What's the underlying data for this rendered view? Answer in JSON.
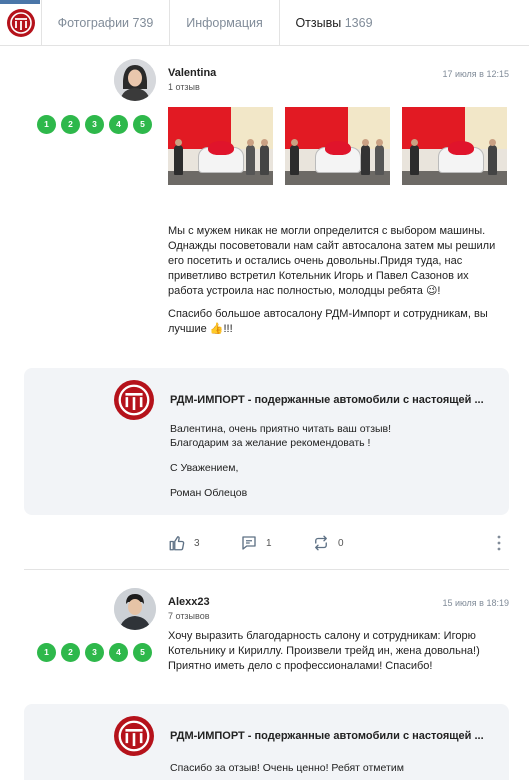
{
  "tabs": {
    "photos_label": "Фотографии",
    "photos_count": "739",
    "info_label": "Информация",
    "reviews_label": "Отзывы",
    "reviews_count": "1369"
  },
  "reviews": [
    {
      "author": "Valentina",
      "sub": "1 отзыв",
      "date": "17 июля в 12:15",
      "rating": [
        "1",
        "2",
        "3",
        "4",
        "5"
      ],
      "text_1": "Мы с мужем никак не могли определится с выбором машины. Однажды посоветовали нам сайт автосалона затем мы решили его посетить и остались очень довольны.Придя туда, нас приветливо встретил Котельник Игорь и Павел Сазонов их работа устроила нас полностью, молодцы ребята 😉!",
      "text_2": "Спасибо большое автосалону РДМ-Импорт и сотрудникам, вы лучшие 👍!!!",
      "reply": {
        "name": "РДМ-ИМПОРТ - подержанные автомобили с настоящей ...",
        "line_1": "Валентина, очень приятно читать ваш отзыв!",
        "line_2": "Благодарим за желание рекомендовать !",
        "line_3": "С Уважением,",
        "line_4": "Роман Облецов"
      },
      "actions": {
        "likes": "3",
        "comments": "1",
        "reposts": "0"
      }
    },
    {
      "author": "Alexx23",
      "sub": "7 отзывов",
      "date": "15 июля в 18:19",
      "rating": [
        "1",
        "2",
        "3",
        "4",
        "5"
      ],
      "text_1": "Хочу выразить благодарность салону и сотрудникам: Игорю Котельнику и Кириллу. Произвели трейд ин, жена довольна!) Приятно иметь дело с профессионалами! Спасибо!",
      "reply": {
        "name": "РДМ-ИМПОРТ - подержанные автомобили с настоящей ...",
        "line_1": "Спасибо за отзыв! Очень ценно! Ребят отметим"
      }
    }
  ],
  "icons": [
    "rdm-logo-icon",
    "like-icon",
    "comment-icon",
    "repost-icon",
    "more-icon",
    "avatar-woman-icon",
    "avatar-man-icon"
  ],
  "colors": {
    "brand_red": "#b5121b",
    "rating_green": "#2eb84b",
    "accent_blue": "#4a76a8",
    "reply_bg": "#f2f4f7"
  }
}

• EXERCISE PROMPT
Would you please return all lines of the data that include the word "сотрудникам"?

• SOLUTION TO THIS EXERCISE
      "text_2": "Спасибо большое автосалону РДМ-Импорт и сотрудникам, вы лучшие 👍!!!",
      "text_1": "Хочу выразить благодарность салону и сотрудникам: Игорю Котельнику и Кириллу. Произвели трейд ин, жена довольна!) Приятно иметь дело с профессионалами! Спасибо!",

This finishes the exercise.